- An excursus on the Saiva Rituals as practiced at present
- A note on the important Saiva vratas
- The Ancillary Cults
- A Brief Account of Bibliography.
About the Author:
Pandit N. Ramachandra Bhatt (born in 1920 in Mudbidri, South Kannara) has been one of the main artisans of this progress. His life has been entirely devoted to research. After his Sanskrit studies in the traditional manner in Tirupati, at the Venkateshvara Sanskrit College, in 1939, he entered the team of researchers of the Adyar Library and Research Centre, which Alain Danielou (1907-1994) joined years later. There, he acquired a good knowledge of the bibliography and theories, sometimes quite speculative, of the pioneers of the history of Shaivism.

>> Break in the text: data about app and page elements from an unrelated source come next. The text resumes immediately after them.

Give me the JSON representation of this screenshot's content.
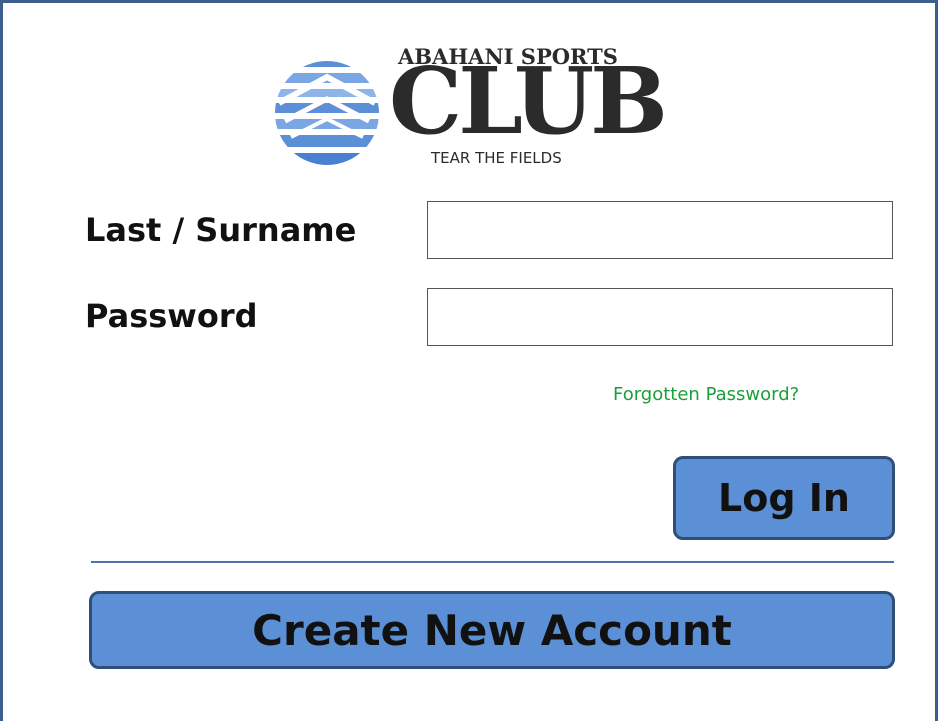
{
  "brand": {
    "top": "ABAHANI SPORTS",
    "club": "CLUB",
    "tagline": "TEAR THE FIELDS",
    "logo_icon": "striped-globe-logo",
    "colors": {
      "logo_blue": "#5b8fd6",
      "text": "#2b2b2b"
    }
  },
  "form": {
    "last_label": "Last / Surname",
    "last_value": "",
    "password_label": "Password",
    "password_value": "",
    "forgot_link": "Forgotten Password?",
    "login_button": "Log In",
    "create_button": "Create New Account"
  },
  "colors": {
    "button": "#5b8fd6",
    "button_border": "#2f4f78",
    "link": "#1a9f3a",
    "divider": "#4a73a8",
    "frame": "#3b5f8f"
  }
}
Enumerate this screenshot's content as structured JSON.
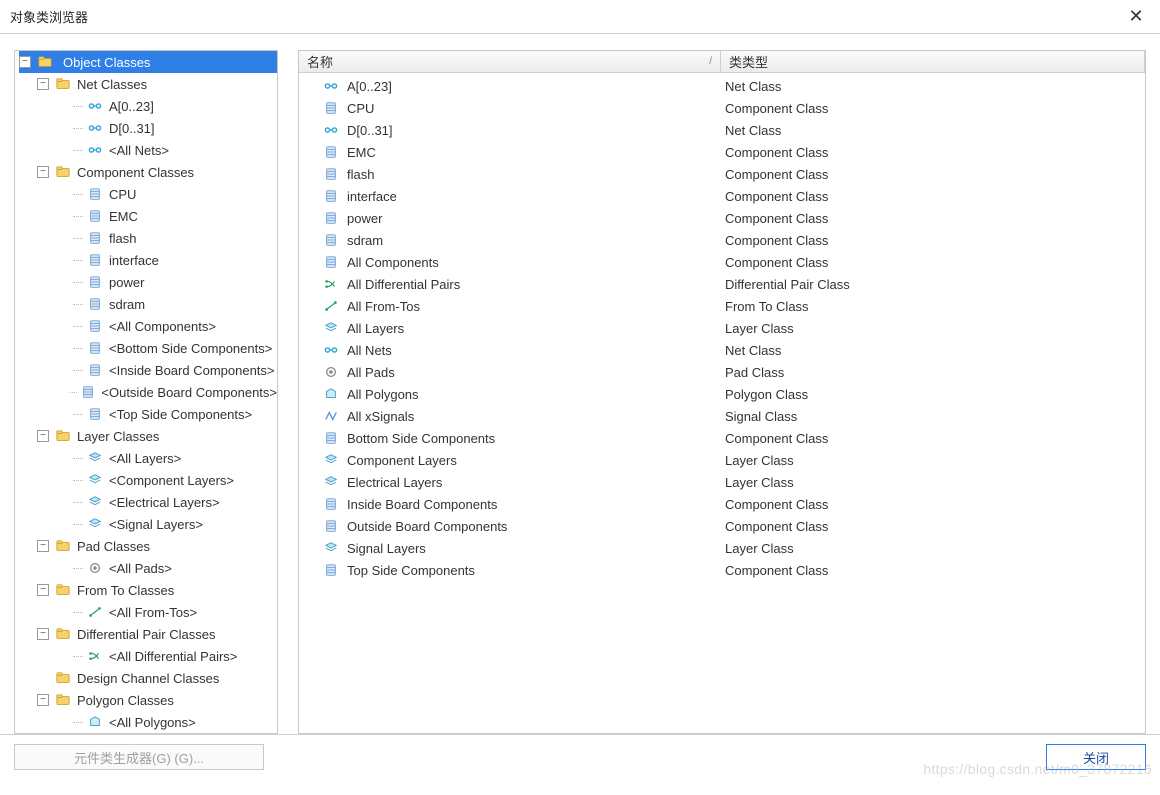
{
  "window": {
    "title": "对象类浏览器"
  },
  "tree": {
    "root_label": "Object Classes",
    "nodes": [
      {
        "label": "Net Classes",
        "icon": "folder",
        "expand": "-",
        "children": [
          {
            "label": "A[0..23]",
            "icon": "net"
          },
          {
            "label": "D[0..31]",
            "icon": "net"
          },
          {
            "label": "<All Nets>",
            "icon": "net"
          }
        ]
      },
      {
        "label": "Component Classes",
        "icon": "folder",
        "expand": "-",
        "children": [
          {
            "label": "CPU",
            "icon": "comp"
          },
          {
            "label": "EMC",
            "icon": "comp"
          },
          {
            "label": "flash",
            "icon": "comp"
          },
          {
            "label": "interface",
            "icon": "comp"
          },
          {
            "label": "power",
            "icon": "comp"
          },
          {
            "label": "sdram",
            "icon": "comp"
          },
          {
            "label": "<All Components>",
            "icon": "comp"
          },
          {
            "label": "<Bottom Side Components>",
            "icon": "comp"
          },
          {
            "label": "<Inside Board Components>",
            "icon": "comp"
          },
          {
            "label": "<Outside Board Components>",
            "icon": "comp"
          },
          {
            "label": "<Top Side Components>",
            "icon": "comp"
          }
        ]
      },
      {
        "label": "Layer Classes",
        "icon": "folder",
        "expand": "-",
        "children": [
          {
            "label": "<All Layers>",
            "icon": "layer"
          },
          {
            "label": "<Component Layers>",
            "icon": "layer"
          },
          {
            "label": "<Electrical Layers>",
            "icon": "layer"
          },
          {
            "label": "<Signal Layers>",
            "icon": "layer"
          }
        ]
      },
      {
        "label": "Pad Classes",
        "icon": "folder",
        "expand": "-",
        "children": [
          {
            "label": "<All Pads>",
            "icon": "pad"
          }
        ]
      },
      {
        "label": "From To Classes",
        "icon": "folder",
        "expand": "-",
        "children": [
          {
            "label": "<All From-Tos>",
            "icon": "fromto"
          }
        ]
      },
      {
        "label": "Differential Pair Classes",
        "icon": "folder",
        "expand": "-",
        "children": [
          {
            "label": "<All Differential Pairs>",
            "icon": "diff"
          }
        ]
      },
      {
        "label": "Design Channel Classes",
        "icon": "folder",
        "expand": ""
      },
      {
        "label": "Polygon Classes",
        "icon": "folder",
        "expand": "-",
        "children": [
          {
            "label": "<All Polygons>",
            "icon": "poly"
          }
        ]
      }
    ]
  },
  "list": {
    "header": {
      "name": "名称",
      "type": "类类型"
    },
    "rows": [
      {
        "name": "A[0..23]",
        "icon": "net",
        "type": "Net Class"
      },
      {
        "name": "CPU",
        "icon": "comp",
        "type": "Component Class"
      },
      {
        "name": "D[0..31]",
        "icon": "net",
        "type": "Net Class"
      },
      {
        "name": "EMC",
        "icon": "comp",
        "type": "Component Class"
      },
      {
        "name": "flash",
        "icon": "comp",
        "type": "Component Class"
      },
      {
        "name": "interface",
        "icon": "comp",
        "type": "Component Class"
      },
      {
        "name": "power",
        "icon": "comp",
        "type": "Component Class"
      },
      {
        "name": "sdram",
        "icon": "comp",
        "type": "Component Class"
      },
      {
        "name": "All Components",
        "icon": "comp",
        "type": "Component Class"
      },
      {
        "name": "All Differential Pairs",
        "icon": "diff",
        "type": "Differential Pair Class"
      },
      {
        "name": "All From-Tos",
        "icon": "fromto",
        "type": "From To Class"
      },
      {
        "name": "All Layers",
        "icon": "layer",
        "type": "Layer Class"
      },
      {
        "name": "All Nets",
        "icon": "net",
        "type": "Net Class"
      },
      {
        "name": "All Pads",
        "icon": "pad",
        "type": "Pad Class"
      },
      {
        "name": "All Polygons",
        "icon": "poly",
        "type": "Polygon Class"
      },
      {
        "name": "All xSignals",
        "icon": "xsig",
        "type": "Signal Class"
      },
      {
        "name": "Bottom Side Components",
        "icon": "comp",
        "type": "Component Class"
      },
      {
        "name": "Component Layers",
        "icon": "layer",
        "type": "Layer Class"
      },
      {
        "name": "Electrical Layers",
        "icon": "layer",
        "type": "Layer Class"
      },
      {
        "name": "Inside Board Components",
        "icon": "comp",
        "type": "Component Class"
      },
      {
        "name": "Outside Board Components",
        "icon": "comp",
        "type": "Component Class"
      },
      {
        "name": "Signal Layers",
        "icon": "layer",
        "type": "Layer Class"
      },
      {
        "name": "Top Side Components",
        "icon": "comp",
        "type": "Component Class"
      }
    ]
  },
  "footer": {
    "gen_button": "元件类生成器(G) (G)...",
    "close_button": "关闭"
  },
  "watermark": "https://blog.csdn.net/m0_37872216"
}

He worked with Danielou on texts of musicology as well as philosophical and religious texts, Upanisads, Puranas etc. Danielou, during a long stay in India, had elaborated personal views on Indian mythology and religion, which he presented in a book entitled The Myths and Gods of India, Hindu polytheism. N. R. Bhatta could not share the same ideas. He had a deep knowledge of texts and a preference for literality in interpretation. He was too reluctant to speculation to accept Danielou's ideas. In spite of such disagreement, an enduring friendship was established between them.